Our whole life is this waste. We scavenge them so we can sell the plastic and metal we find to survivesaid Ghuncha Gul.
He only has boys. And he counts on them to work the foul hills every day. Degrading but honest work, Ghuncha Gul insists. That didn’t stop the Taliban from arresting one of his sons a week ago. Instead of releasing him, they asked his father to let him stay with them so that he could attend Koranic school.
They told me that they would keep him in the madrassa and that he could come to see us once a week.
But it’s food their children demand, explains Ghuncha Gul. And for that, the father needs all her little hands at work.
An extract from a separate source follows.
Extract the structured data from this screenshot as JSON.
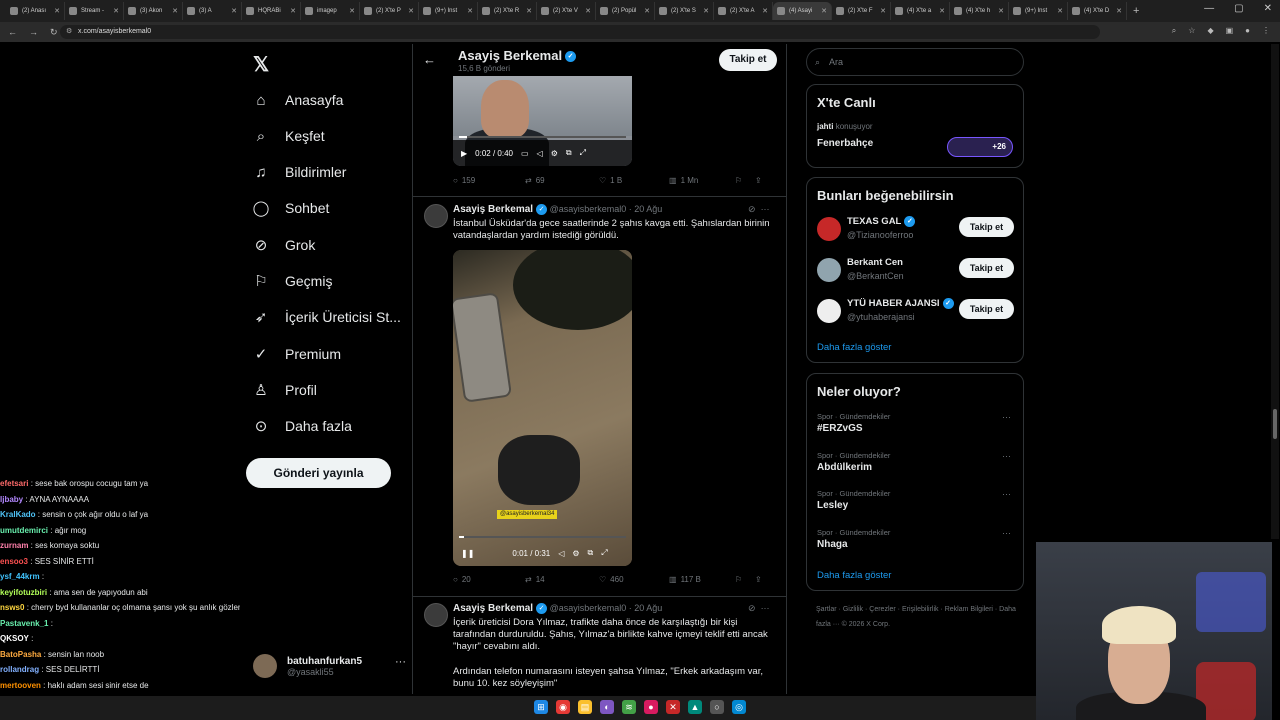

We’re just watching life go by, there’s nothing herelaments Tsar Bibi, covered in a blue burqa surrounded by spots.
We are worth nothing to the Taliban, why should they help us?
Tsar Bibi’s husband also owed thousands of dollars to distant relatives. A loan that must be repaid. His eight-year-old daughter Rukia will act as pay.
Whether she’s years away from puberty or not, her mother says she has no choice.
” I have to give it to them, it’s an obligation. There is no other solution. »
Sitting next to him, Rukia can’t help but smile and giggle. She doesn’t know for a second what awaits her and doesn’t pay attention to the conversations of the adults around her.
If I tell her, she won’t accept it. But if they come for my daughter, I’ll give her to them whether she likes it or not, her mother said. At eight years old, it is impossible for her to be happy about it.
When the time comes, Tsar Bibi will lie to Rukia. She will tell him that she will live with an uncle she has never met. What happens to him after that is no longer his responsibility, she says.
I have no idea how she will react there. Of course she is too young to understand her situation. I’m sure she will cry and not be able to accept her fate.
In order not to interfere with family affairs, there is no legal minimum age for marriage in Afghanistan. This did not prevent the Taliban from issuing an edict specifying the maximum amount that can be paid for a young girl.
A little more than the equivalent of 5,000 Canadian dollars: According to the decree, a young bride can be worth that much.
Before the Taliban came to power, the legal age for marriage was 16.
According to a report released by UNICEF in 2018, 28% of women between the ages of 18 and 49 were married before the age of 18. The organization is concerned about a significant increase in this scourge in recent months.
If you ask Abdul Rahman how many children he has, he spontaneously answers seven, seven boys, he says. Then he changes his mind: He also has three daughters.
Three of them are girls and seven are boys. it’s my daughterhe said, gesturing towards Salia.
The little one’s face is covered with subtle freckles that give her a mischievous look and her eyes are made up black.
In the tent that serves as their home, she recites verses from the Koran. A few times a week Salia can go to the girls’ religious school near the camp. Those are the only schools that are open, his mother says. There she learns to recite the Koran, but she cannot read it. Core subjects are not on the curriculum.
When asked what she would like, Salia replies shyly that she would like to learn to write.
A dream that is as simple as it is unattainable. Her father, also heavily in debt, sold her in the village from which he had fled.
We have no excuse for our daughter. Father and mother are to blame, not her. Why does her parents have to give her something like this? It’s impossible to negotiate. You have to pay your debtssays Abdul Rahman.
We don’t seem to owe anything to these little girls, who will be women without ever really having been children.